- _PROBLEM TO SOLVE_
A full and exact copy of the listing that follows is needed.

- _DATA SHOWN_
☆ ☆ ☆

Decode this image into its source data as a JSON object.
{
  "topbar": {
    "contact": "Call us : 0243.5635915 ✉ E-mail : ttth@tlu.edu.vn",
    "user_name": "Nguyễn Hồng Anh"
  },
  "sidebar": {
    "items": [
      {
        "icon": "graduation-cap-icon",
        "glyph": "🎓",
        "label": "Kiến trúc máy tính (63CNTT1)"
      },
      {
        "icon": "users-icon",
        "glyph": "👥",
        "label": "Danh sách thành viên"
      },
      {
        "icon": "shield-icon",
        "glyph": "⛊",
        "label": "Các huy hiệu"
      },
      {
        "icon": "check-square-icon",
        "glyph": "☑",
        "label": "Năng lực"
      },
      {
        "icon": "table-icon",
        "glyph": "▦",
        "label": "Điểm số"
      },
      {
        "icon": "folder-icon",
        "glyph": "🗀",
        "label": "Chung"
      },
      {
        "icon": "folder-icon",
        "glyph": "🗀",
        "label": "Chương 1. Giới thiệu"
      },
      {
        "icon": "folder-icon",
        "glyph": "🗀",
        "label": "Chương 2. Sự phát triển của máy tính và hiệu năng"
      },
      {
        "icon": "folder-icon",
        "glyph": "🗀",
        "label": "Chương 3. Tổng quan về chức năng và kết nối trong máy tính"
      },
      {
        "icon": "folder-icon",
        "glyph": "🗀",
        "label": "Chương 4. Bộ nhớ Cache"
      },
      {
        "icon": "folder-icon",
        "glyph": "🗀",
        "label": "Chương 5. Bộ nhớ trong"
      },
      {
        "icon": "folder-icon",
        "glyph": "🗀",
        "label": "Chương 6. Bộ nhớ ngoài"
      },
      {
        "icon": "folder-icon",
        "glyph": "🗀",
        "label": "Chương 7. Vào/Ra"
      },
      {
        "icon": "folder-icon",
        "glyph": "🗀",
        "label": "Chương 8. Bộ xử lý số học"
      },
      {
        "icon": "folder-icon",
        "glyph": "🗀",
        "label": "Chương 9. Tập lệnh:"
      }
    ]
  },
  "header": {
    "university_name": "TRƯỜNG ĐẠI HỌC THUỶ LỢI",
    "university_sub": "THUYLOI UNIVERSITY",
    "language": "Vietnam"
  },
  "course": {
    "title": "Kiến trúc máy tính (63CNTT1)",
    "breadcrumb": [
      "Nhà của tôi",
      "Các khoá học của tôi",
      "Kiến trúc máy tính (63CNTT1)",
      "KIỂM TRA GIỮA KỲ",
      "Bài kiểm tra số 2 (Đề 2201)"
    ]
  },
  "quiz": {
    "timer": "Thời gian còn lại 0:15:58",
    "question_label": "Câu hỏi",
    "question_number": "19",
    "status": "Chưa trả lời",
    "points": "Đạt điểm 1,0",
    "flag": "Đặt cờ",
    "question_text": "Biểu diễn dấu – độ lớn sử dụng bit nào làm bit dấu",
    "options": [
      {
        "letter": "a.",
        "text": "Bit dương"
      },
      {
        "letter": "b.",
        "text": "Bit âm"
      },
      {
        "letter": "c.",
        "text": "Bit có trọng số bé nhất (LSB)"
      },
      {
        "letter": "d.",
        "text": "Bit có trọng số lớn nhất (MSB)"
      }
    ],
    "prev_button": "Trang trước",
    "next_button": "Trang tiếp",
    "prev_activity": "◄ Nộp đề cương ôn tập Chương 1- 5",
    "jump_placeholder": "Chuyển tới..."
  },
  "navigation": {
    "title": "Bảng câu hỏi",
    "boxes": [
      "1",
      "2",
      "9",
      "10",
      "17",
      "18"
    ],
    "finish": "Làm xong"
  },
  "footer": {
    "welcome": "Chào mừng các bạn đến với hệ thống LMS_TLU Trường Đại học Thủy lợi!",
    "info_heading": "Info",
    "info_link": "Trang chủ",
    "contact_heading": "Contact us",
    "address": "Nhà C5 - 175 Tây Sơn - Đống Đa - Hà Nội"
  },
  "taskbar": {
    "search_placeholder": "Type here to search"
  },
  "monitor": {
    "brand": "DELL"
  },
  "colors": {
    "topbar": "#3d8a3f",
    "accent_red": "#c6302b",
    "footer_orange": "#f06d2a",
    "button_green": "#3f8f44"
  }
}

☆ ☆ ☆

- _RESULT OF THIS TASK_
Decode this image into its source data as a JSON object.
{
  "topbar": {
    "contact": "Call us : 0243.5635915 ✉ E-mail : ttth@tlu.edu.vn",
    "user_name": "Nguyễn Hồng Anh"
  },
  "sidebar": {
    "items": [
      {
        "icon": "graduation-cap-icon",
        "glyph": "🎓",
        "label": "Kiến trúc máy tính (63CNTT1)"
      },
      {
        "icon": "users-icon",
        "glyph": "👥",
        "label": "Danh sách thành viên"
      },
      {
        "icon": "shield-icon",
        "glyph": "⛊",
        "label": "Các huy hiệu"
      },
      {
        "icon": "check-square-icon",
        "glyph": "☑",
        "label": "Năng lực"
      },
      {
        "icon": "table-icon",
        "glyph": "▦",
        "label": "Điểm số"
      },
      {
        "icon": "folder-icon",
        "glyph": "🗀",
        "label": "Chung"
      },
      {
        "icon": "folder-icon",
        "glyph": "🗀",
        "label": "Chương 1. Giới thiệu"
      },
      {
        "icon": "folder-icon",
        "glyph": "🗀",
        "label": "Chương 2. Sự phát triển của máy tính và hiệu năng"
      },
      {
        "icon": "folder-icon",
        "glyph": "🗀",
        "label": "Chương 3. Tổng quan về chức năng và kết nối trong máy tính"
      },
      {
        "icon": "folder-icon",
        "glyph": "🗀",
        "label": "Chương 4. Bộ nhớ Cache"
      },
      {
        "icon": "folder-icon",
        "glyph": "🗀",
        "label": "Chương 5. Bộ nhớ trong"
      },
      {
        "icon": "folder-icon",
        "glyph": "🗀",
        "label": "Chương 6. Bộ nhớ ngoài"
      },
      {
        "icon": "folder-icon",
        "glyph": "🗀",
        "label": "Chương 7. Vào/Ra"
      },
      {
        "icon": "folder-icon",
        "glyph": "🗀",
        "label": "Chương 8. Bộ xử lý số học"
      },
      {
        "icon": "folder-icon",
        "glyph": "🗀",
        "label": "Chương 9. Tập lệnh:"
      }
    ]
  },
  "header": {
    "university_name": "TRƯỜNG ĐẠI HỌC THUỶ LỢI",
    "university_sub": "THUYLOI UNIVERSITY",
    "language": "Vietnam"
  },
  "course": {
    "title": "Kiến trúc máy tính (63CNTT1)",
    "breadcrumb": [
      "Nhà của tôi",
      "Các khoá học của tôi",
      "Kiến trúc máy tính (63CNTT1)",
      "KIỂM TRA GIỮA KỲ",
      "Bài kiểm tra số 2 (Đề 2201)"
    ]
  },
  "quiz": {
    "timer": "Thời gian còn lại 0:15:58",
    "question_label": "Câu hỏi",
    "question_number": "19",
    "status": "Chưa trả lời",
    "points": "Đạt điểm 1,0",
    "flag": "Đặt cờ",
    "question_text": "Biểu diễn dấu – độ lớn sử dụng bit nào làm bit dấu",
    "options": [
      {
        "letter": "a.",
        "text": "Bit dương"
      },
      {
        "letter": "b.",
        "text": "Bit âm"
      },
      {
        "letter": "c.",
        "text": "Bit có trọng số bé nhất (LSB)"
      },
      {
        "letter": "d.",
        "text": "Bit có trọng số lớn nhất (MSB)"
      }
    ],
    "prev_button": "Trang trước",
    "next_button": "Trang tiếp",
    "prev_activity": "◄ Nộp đề cương ôn tập Chương 1- 5",
    "jump_placeholder": "Chuyển tới..."
  },
  "navigation": {
    "title": "Bảng câu hỏi",
    "boxes": [
      "1",
      "2",
      "9",
      "10",
      "17",
      "18"
    ],
    "finish": "Làm xong"
  },
  "footer": {
    "welcome": "Chào mừng các bạn đến với hệ thống LMS_TLU Trường Đại học Thủy lợi!",
    "info_heading": "Info",
    "info_link": "Trang chủ",
    "contact_heading": "Contact us",
    "address": "Nhà C5 - 175 Tây Sơn - Đống Đa - Hà Nội"
  },
  "taskbar": {
    "search_placeholder": "Type here to search"
  },
  "monitor": {
    "brand": "DELL"
  },
  "colors": {
    "topbar": "#3d8a3f",
    "accent_red": "#c6302b",
    "footer_orange": "#f06d2a",
    "button_green": "#3f8f44"
  }
}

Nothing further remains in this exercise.